Petition to List the Rio Grande Sucker (Catostomus plebeius) Under the Endangered Species Act
Three of the cornerstone native fish of the Rio Grande—the Rio Grande cutthroat trout (Oncorhynchus clarki virginalis), Rio Grande chub (Gila pandora), and Rio Grande sucker—are all imperiled. These three species co-evolved to fill different niches in the Rio Grande and its tributaries. As dams, diversions, and human land uses including livestock grazing and timber harvest have altered the Rio Grande, these species have all declined and are now deemed imperiled. The Rio Grande cutthroat trout is currently a candidate for listing under the ESA, and has been since 2008. WildEarth Guardians petitioned the Rio Grande chub for listing in 2013. With this petition, we request that the Service also protect the Rio Grande sucker under the ESA.
The Rio Grande sucker occurs in the Rio Grande and its tributaries in southern Colorado, New Mexico, and several states in Mexico. Rio Grande sucker populations are declining, mainly due to habitat loss and degradation. Runoff and sediment loads from logging, large-scale agricultural practices, and livestock grazing, among other factors, have decreased habitat quantity and quality for the sucker. Diversion of water for agriculture reduces stream flows and destroys habitat. Dams and diversions are fragmenting populations. The sucker is also subjected to competition from introduced fish species, in particular the white sucker (Catostomus commersonii). Climate change is projected to exacerbate current threats as well as further tax the already-strained river. The state of Colorado recognized the precarious position of the Rio Grande sucker by listing it as “endangered” in 1993 and published a recovery plan for the species in 1994. Unfortunately, the state listing did not stem the species’ decline.
To ensure protection for the Rio Grande sucker, WildEarth Guardians seeks its listing as “threatened” or “endangered” under the ESA. Listing will afford the sucker critical habitat designation, a recovery plan, and the stringent federal protection it needs to survive.

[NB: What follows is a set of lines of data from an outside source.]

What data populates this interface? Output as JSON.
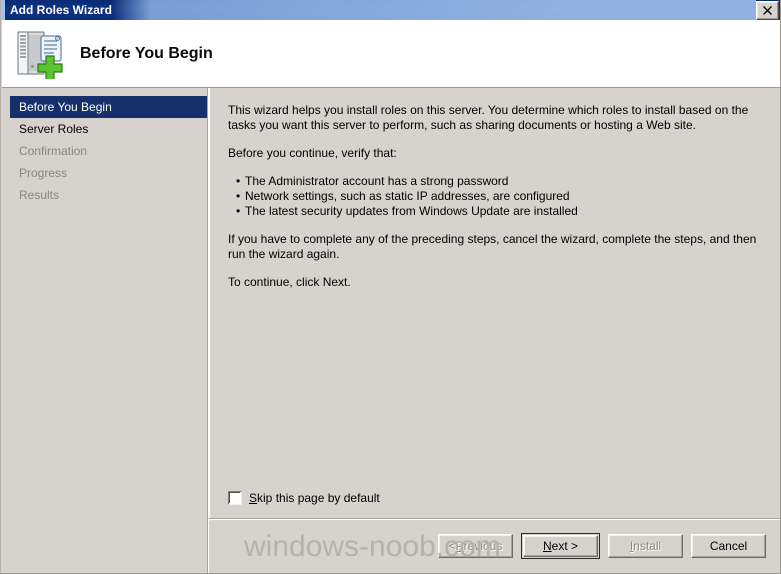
{
  "window": {
    "title": "Add Roles Wizard",
    "close_label": "✕"
  },
  "header": {
    "title": "Before You Begin",
    "icon": "server-add-icon"
  },
  "sidebar": {
    "items": [
      {
        "label": "Before You Begin",
        "state": "selected"
      },
      {
        "label": "Server Roles",
        "state": "enabled"
      },
      {
        "label": "Confirmation",
        "state": "disabled"
      },
      {
        "label": "Progress",
        "state": "disabled"
      },
      {
        "label": "Results",
        "state": "disabled"
      }
    ]
  },
  "content": {
    "intro": "This wizard helps you install roles on this server. You determine which roles to install based on the tasks you want this server to perform, such as sharing documents or hosting a Web site.",
    "verify_heading": "Before you continue, verify that:",
    "bullets": [
      "The Administrator account has a strong password",
      "Network settings, such as static IP addresses, are configured",
      "The latest security updates from Windows Update are installed"
    ],
    "cancel_note": "If you have to complete any of the preceding steps, cancel the wizard, complete the steps, and then run the wizard again.",
    "continue_note": "To continue, click Next."
  },
  "checkbox": {
    "accel": "S",
    "label_rest": "kip this page by default",
    "checked": false
  },
  "buttons": {
    "previous": {
      "prefix": "< ",
      "accel": "P",
      "rest": "revious",
      "enabled": false
    },
    "next": {
      "prefix": "",
      "accel": "N",
      "rest": "ext >",
      "enabled": true,
      "default": true
    },
    "install": {
      "prefix": "",
      "accel": "I",
      "rest": "nstall",
      "enabled": false
    },
    "cancel": {
      "prefix": "",
      "accel": "",
      "rest": "Cancel",
      "enabled": true
    }
  },
  "watermark": {
    "text": "windows-noob.com"
  },
  "colors": {
    "titlebar": "#0e3386",
    "selection": "#15306b",
    "face": "#d6d3ce",
    "header_band": "#ffffff",
    "disabled_text": "#888581",
    "watermark": "#b6b2ab"
  }
}
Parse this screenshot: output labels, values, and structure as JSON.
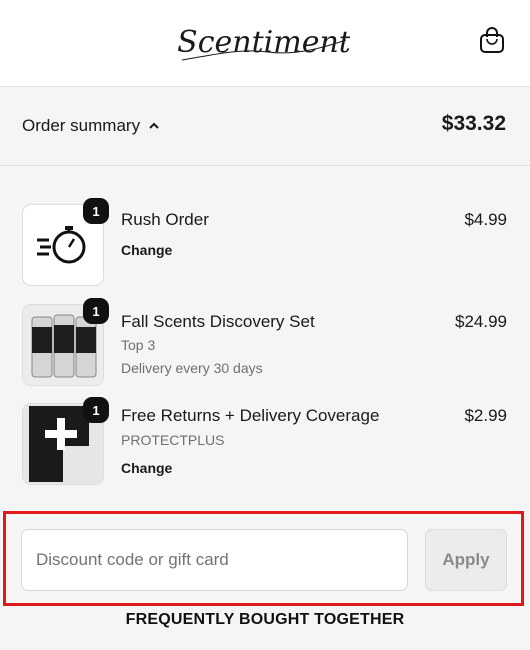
{
  "header": {
    "logo_text": "Scentiment",
    "bag_icon": "shopping-bag-icon"
  },
  "summary": {
    "label": "Order summary",
    "toggle_icon": "chevron-up-icon",
    "total": "$33.32"
  },
  "items": [
    {
      "qty": "1",
      "name": "Rush Order",
      "lines": [],
      "action": "Change",
      "price": "$4.99",
      "icon": "stopwatch-icon"
    },
    {
      "qty": "1",
      "name": "Fall Scents Discovery Set",
      "lines": [
        "Top 3",
        "Delivery every 30 days"
      ],
      "action": "",
      "price": "$24.99",
      "icon": "product-bottles-image"
    },
    {
      "qty": "1",
      "name": "Free Returns + Delivery Coverage",
      "lines": [
        "PROTECTPLUS"
      ],
      "action": "Change",
      "price": "$2.99",
      "icon": "protectplus-logo"
    }
  ],
  "discount": {
    "placeholder": "Discount code or gift card",
    "value": "",
    "apply_label": "Apply"
  },
  "section_heading": "FREQUENTLY BOUGHT TOGETHER",
  "colors": {
    "highlight_border": "#e01a1a",
    "badge_bg": "#111111",
    "page_bg": "#f5f5f5"
  }
}
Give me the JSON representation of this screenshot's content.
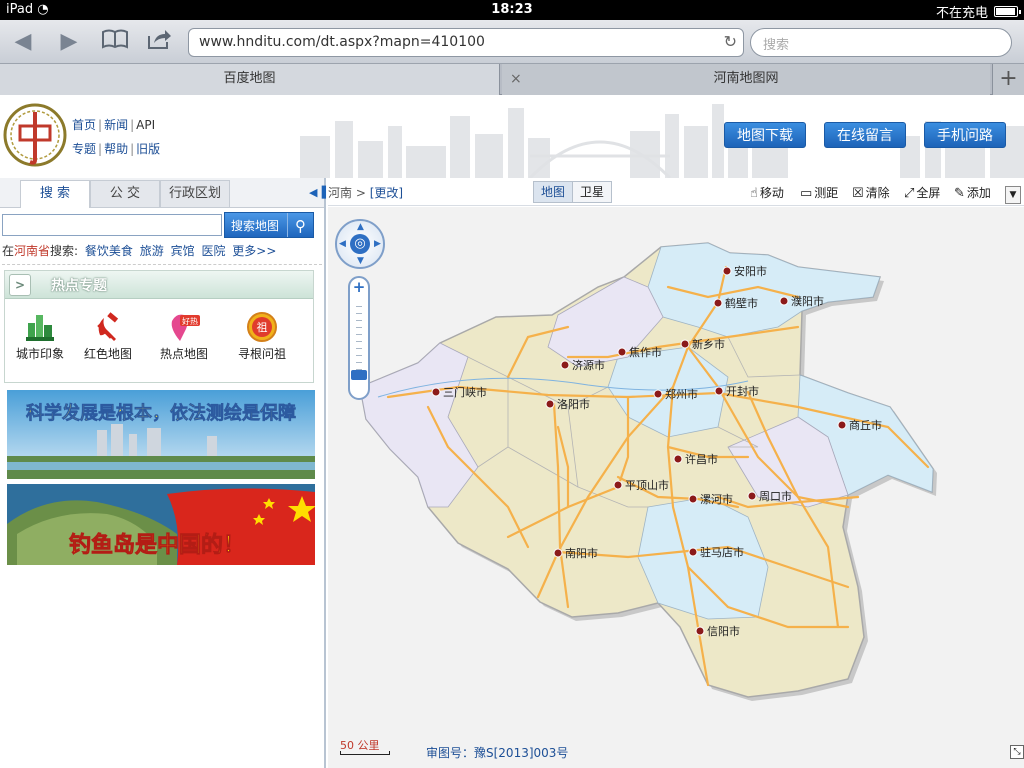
{
  "status": {
    "device": "iPad",
    "time": "18:23",
    "charging": "不在充电"
  },
  "browser": {
    "url": "www.hnditu.com/dt.aspx?mapn=410100",
    "search_placeholder": "搜索",
    "tabs": [
      {
        "label": "百度地图"
      },
      {
        "label": "河南地图网"
      }
    ],
    "close_glyph": "×",
    "new_tab_glyph": "+"
  },
  "header": {
    "links_row1": [
      "首页",
      "新闻",
      "API"
    ],
    "links_row2": [
      "专题",
      "帮助",
      "旧版"
    ],
    "buttons": [
      "地图下载",
      "在线留言",
      "手机问路"
    ]
  },
  "sidebar": {
    "tabs": [
      "搜 索",
      "公 交",
      "行政区划"
    ],
    "search_button": "搜索地图",
    "quick_search_prefix": "在",
    "province": "河南省",
    "quick_search_suffix": "搜索:",
    "quick_links": [
      "餐饮美食",
      "旅游",
      "宾馆",
      "医院",
      "更多>>"
    ],
    "hot_topics_title": "热点专题",
    "hot_items": [
      {
        "label": "城市印象",
        "icon": "city-icon"
      },
      {
        "label": "红色地图",
        "icon": "hammer-sickle-icon"
      },
      {
        "label": "热点地图",
        "icon": "hot-pin-icon",
        "badge": "好热"
      },
      {
        "label": "寻根问祖",
        "icon": "ancestor-icon",
        "badge": "祖"
      }
    ],
    "banner1_text": "科学发展是根本，依法测绘是保障",
    "banner2_text": "钓鱼岛是中国的！"
  },
  "mapbar": {
    "crumb_region": "河南",
    "crumb_sep": ">",
    "crumb_change": "[更改]",
    "map_types": [
      "地图",
      "卫星"
    ],
    "tools": [
      {
        "label": "移动",
        "icon": "hand-icon"
      },
      {
        "label": "测距",
        "icon": "ruler-icon"
      },
      {
        "label": "清除",
        "icon": "clear-icon"
      },
      {
        "label": "全屏",
        "icon": "fullscreen-icon"
      },
      {
        "label": "添加",
        "icon": "pin-icon"
      }
    ]
  },
  "map": {
    "scale_label": "50 公里",
    "approval": "审图号：豫S[2013]003号",
    "cities": [
      {
        "name": "安阳市"
      },
      {
        "name": "鹤壁市"
      },
      {
        "name": "濮阳市"
      },
      {
        "name": "焦作市"
      },
      {
        "name": "新乡市"
      },
      {
        "name": "济源市"
      },
      {
        "name": "三门峡市"
      },
      {
        "name": "洛阳市"
      },
      {
        "name": "郑州市"
      },
      {
        "name": "开封市"
      },
      {
        "name": "商丘市"
      },
      {
        "name": "许昌市"
      },
      {
        "name": "平顶山市"
      },
      {
        "name": "漯河市"
      },
      {
        "name": "周口市"
      },
      {
        "name": "南阳市"
      },
      {
        "name": "驻马店市"
      },
      {
        "name": "信阳市"
      }
    ],
    "colors": {
      "region_blue": "#d6ecf7",
      "region_yellow": "#ede8c8",
      "region_lavender": "#e9e6f4",
      "roads": "#f5b14b",
      "city_dot": "#8b1a1a"
    }
  }
}
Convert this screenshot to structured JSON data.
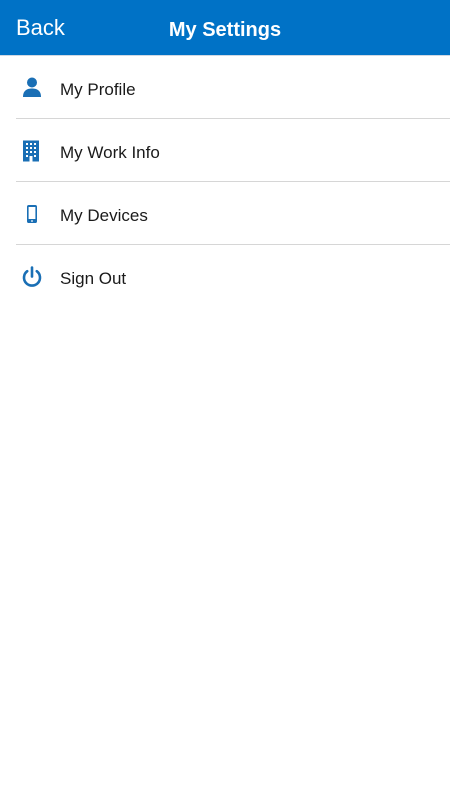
{
  "header": {
    "back_label": "Back",
    "title": "My Settings",
    "background_color": "#0072c6"
  },
  "menu": {
    "icon_color": "#1a6fb5",
    "items": [
      {
        "label": "My Profile",
        "icon": "person-icon"
      },
      {
        "label": "My Work Info",
        "icon": "building-icon"
      },
      {
        "label": "My Devices",
        "icon": "phone-icon"
      },
      {
        "label": "Sign Out",
        "icon": "power-icon"
      }
    ]
  }
}
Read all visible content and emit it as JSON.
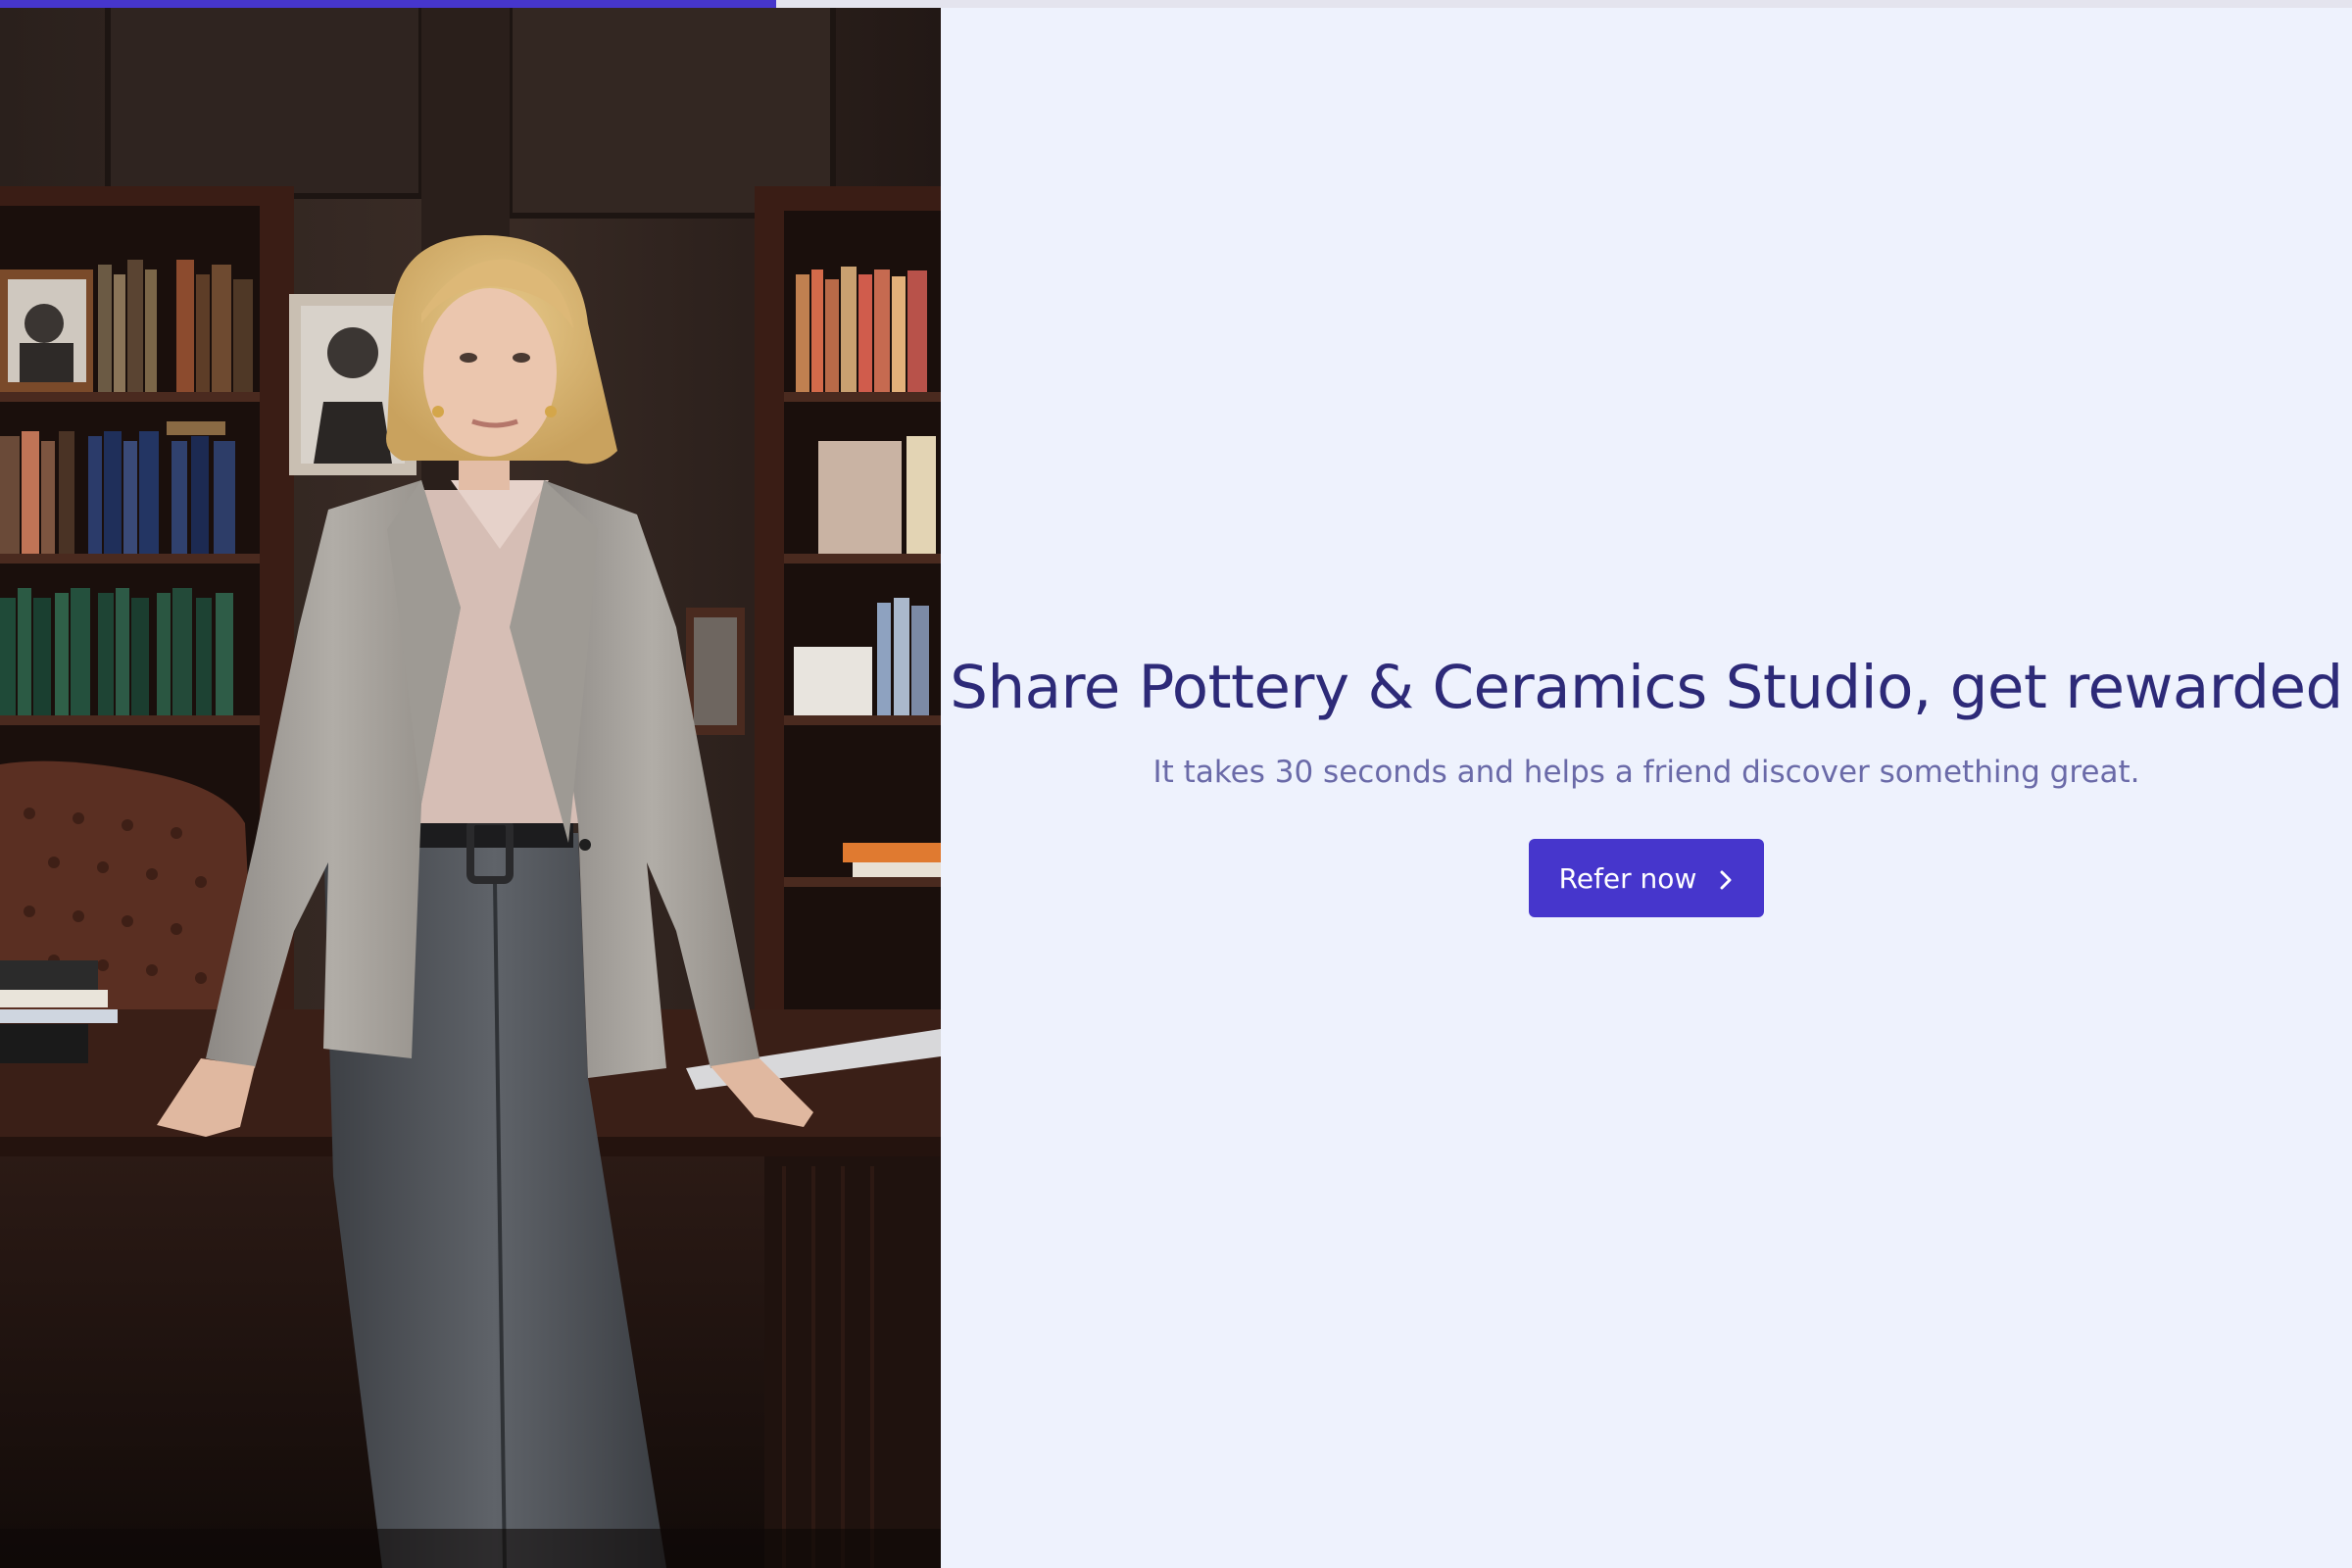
{
  "progress": {
    "percent": 33,
    "fill_color": "#4636cc",
    "track_color": "#e4e4ee"
  },
  "hero_image": {
    "subject": "woman in grey blazer standing in wood-paneled office with bookshelves"
  },
  "content": {
    "headline": "Share Pottery & Ceramics Studio, get rewarded",
    "subheadline": "It takes 30 seconds and helps a friend discover something great.",
    "cta_label": "Refer now",
    "cta_icon": "chevron-right-icon"
  },
  "colors": {
    "background": "#eef2fd",
    "headline": "#2d2a78",
    "subheadline": "#6a6aa8",
    "button": "#4636cc",
    "button_text": "#ffffff"
  }
}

Designating the Rio Grande sucker as “endangered” or “threatened” would also benefit its remaining habitat, which is under threat from continued human uses of the land and water.